This means, you’ll get $80 in the 2 percent categories and $119 on the rest of your spending ($11,900), totaling to $199 in yearly cash back.
That’s not great news for Discover it Secured. However, it still has an ace up its sleeve—the CashBack Match bonus in the first year.
CashBack Match turns your $199 earned in the first year into $398. That’s $120 more than what we got with the Customized Cash in the first year.
The Customized Cash wouldn’t even catch up in the second year. After two years, keeping the same spend, you would have earned $556 with the Customized Cash and $597 with the Discover it Secured.
After three years, the Customized Cash would start offering you more in long-term value. However, remember that three years is a long time in the credit world. Hard inquiries fall off your credit reports, missed payments begin to have less weight and credit scores keep going up (if you’re responsible managing and building your credit, that is).
If things go well, after two years you may very well product change your secured card to a better rewards credit card or even have a few good cards in your wallet.
Considering this, as well as extra benefits that Discover offers, the Discover it Secured wins this round.
Winner: Discover it Secured
Final: Discover it Secured vs. Amazon Secured Card
We have made it to the closing round of our battle with our two outstanding contenders: the Discover it Secured and the Amazon Secured Card.
In truth, the Amazon Secured Card has plenty to offer to cardholders with a Prime membership. The convenience of Amazon is in its ability to offer just about any kind of product. You can shop for groceries, clothing, household supplies, electronics and much more—and earn unlimited 2 percent cash back.
Still, it’s a closed loop retail card, and you won’t be able to use it anywhere outside of Amazon. Staying tied to one merchant is rarely a good idea, even as big as Amazon. You may end up missing out on better deals from other stores or find that a brand you love isn’t available on the site.
Plus, you’ll miss out earning rewards on some common expenses, like gas, insurance charges, streaming services, entertainment and more.
The card also won’t help you create a relationship with any of the top card issuers. The Amazon Secured Card is issued by Synchrony Bank, known for its store credits cards from many brands. The only way up from the Amazon Secured Card is to the Store Card from the same issuer, which offers generous 5 percent back on Amazon purchases – but also only works on Amazon.
The Discover it Secured, on the other hand, can be used at any merchant that accepts Discover. And as your credit grows, the issuer may be open to offer you its other popular products, such as the Discover it® Cash Back, one of the best 5 percent cash back cards, or the Discover it® Miles, a convenient flat-rate travel card.
Considering all this, it’s clear that victory belongs to the Discover it Secured once again.
The battle winner: Discover it Secured Card
All of our competitors are outstanding secured credit cards with no annual fees, credit tracking tools and excellent rewards. You can’t go wrong adding any of them to your wallet while you’re building credit.

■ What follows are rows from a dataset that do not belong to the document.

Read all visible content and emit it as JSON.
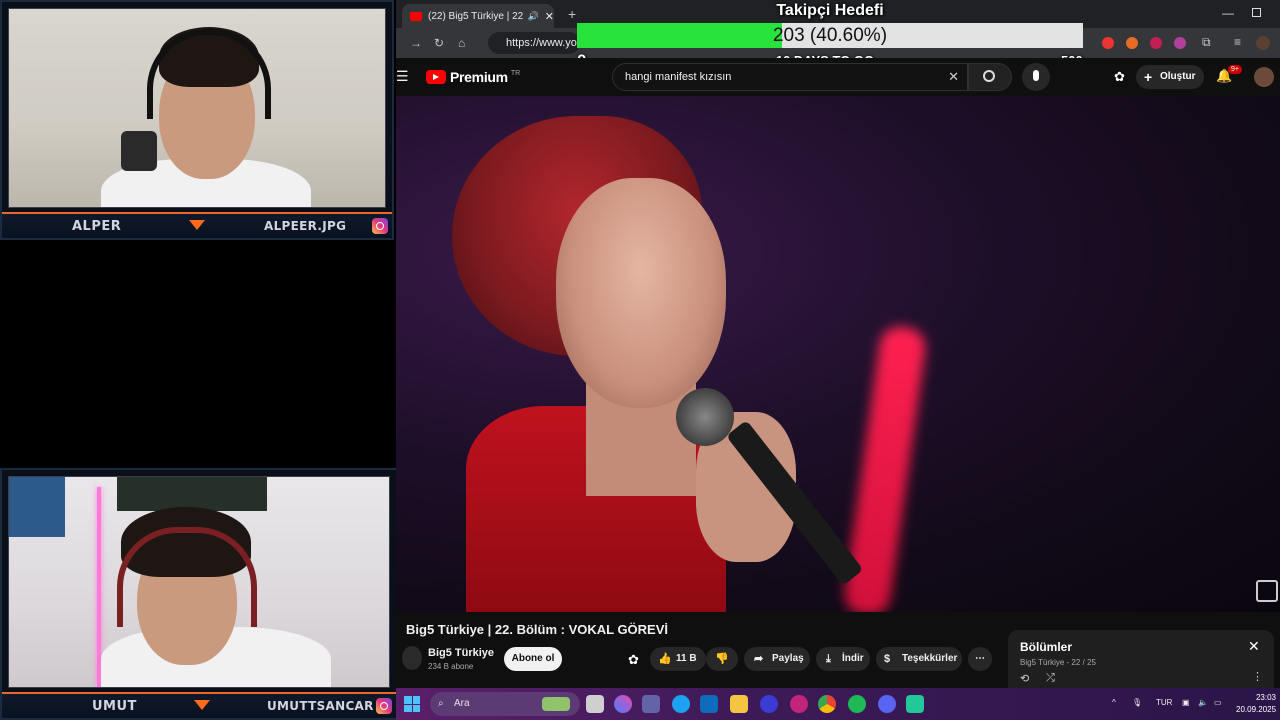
{
  "cams": {
    "top": {
      "name_left": "ALPER",
      "name_right": "ALPEER.JPG"
    },
    "bottom": {
      "name_left": "UMUT",
      "name_right": "UMUTTSANCAR"
    }
  },
  "browser": {
    "tab_title": "(22) Big5 Türkiye | 22. Bölüm",
    "url": "https://www.yout"
  },
  "goal": {
    "title": "Takipçi Hedefi",
    "current_text": "203 (40.60%)",
    "progress": 0.406,
    "min": "0",
    "max": "500",
    "days_left": "10 DAYS TO GO"
  },
  "youtube": {
    "logo": "Premium",
    "logo_region": "TR",
    "search_value": "hangi manifest kızısın",
    "create_label": "Oluştur",
    "notif_badge": "9+"
  },
  "video": {
    "title": "Big5 Türkiye | 22. Bölüm : VOKAL GÖREVİ",
    "channel": "Big5 Türkiye",
    "subscribers": "234 B abone",
    "subscribe_label": "Abone ol",
    "likes": "11 B",
    "share_label": "Paylaş",
    "download_label": "İndir",
    "thanks_label": "Teşekkürler",
    "more_label": "⋯"
  },
  "chapters": {
    "title": "Bölümler",
    "subtitle": "Big5 Türkiye - 22 / 25"
  },
  "taskbar": {
    "search_placeholder": "Ara",
    "lang": "TUR",
    "time": "23:03",
    "date": "20.09.2025"
  },
  "colors": {
    "goal_fill": "#27e33c",
    "cam_accent": "#ff6a1a",
    "yt_red": "#ff0000"
  }
}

However, the Discover it Secured still holds first place, thanks to its cash back rates, CashBack Match—an intro offer rare for this class of cards—and an opportunity to create a relationship with one of the top credit card issuers.

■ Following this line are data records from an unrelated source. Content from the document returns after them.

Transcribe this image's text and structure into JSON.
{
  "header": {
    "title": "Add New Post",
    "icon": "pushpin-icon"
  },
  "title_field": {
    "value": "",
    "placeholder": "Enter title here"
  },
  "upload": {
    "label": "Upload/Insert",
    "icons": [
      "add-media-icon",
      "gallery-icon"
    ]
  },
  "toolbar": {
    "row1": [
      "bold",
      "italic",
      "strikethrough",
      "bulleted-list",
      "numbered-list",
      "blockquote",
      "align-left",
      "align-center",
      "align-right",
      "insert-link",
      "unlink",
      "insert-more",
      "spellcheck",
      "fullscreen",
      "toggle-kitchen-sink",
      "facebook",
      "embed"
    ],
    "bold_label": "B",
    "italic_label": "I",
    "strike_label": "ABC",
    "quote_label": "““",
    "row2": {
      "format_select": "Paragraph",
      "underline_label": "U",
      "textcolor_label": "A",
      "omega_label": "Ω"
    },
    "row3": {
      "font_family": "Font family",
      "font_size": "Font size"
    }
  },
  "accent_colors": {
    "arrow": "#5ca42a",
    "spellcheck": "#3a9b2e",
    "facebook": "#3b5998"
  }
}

Whichever secured credit card you choose, make sure to use it as a tool to practice responsible card usage and remember about credit utilization (how much balance you carry compared to how much available credit you have). A low deposit may be attractive, but if you’re trying to keep your credit utilization ratio under 30 percent to help your credit, it may prove challenging—think of always keeping your balance under $60 because your credit limit is only $200.

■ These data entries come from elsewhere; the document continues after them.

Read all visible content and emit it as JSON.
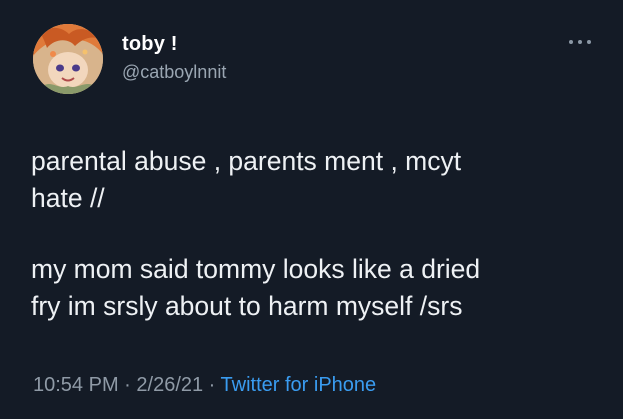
{
  "tweet": {
    "display_name": "toby !",
    "handle": "@catboylnnit",
    "paragraphs": [
      "parental abuse , parents ment , mcyt\nhate //",
      "my mom said tommy looks like a dried\nfry im srsly about to harm myself /srs"
    ],
    "time": "10:54 PM",
    "separator": " · ",
    "date": "2/26/21",
    "source": "Twitter for iPhone"
  },
  "icons": {
    "more": "more-options-icon",
    "avatar": "profile-avatar"
  },
  "colors": {
    "background": "#141b26",
    "text": "#eef1f4",
    "secondary_text": "#8f9aa6",
    "link": "#3a9cf0"
  }
}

If you’ve saved up for a security deposit and want to check your credit card options, head over to CardMatch. With this handy tool, you can browse credit card offers matched to your credit profile. Checking CardMatch won’t hurt your credit, and you’ll get offers you have a good chance of being approved for.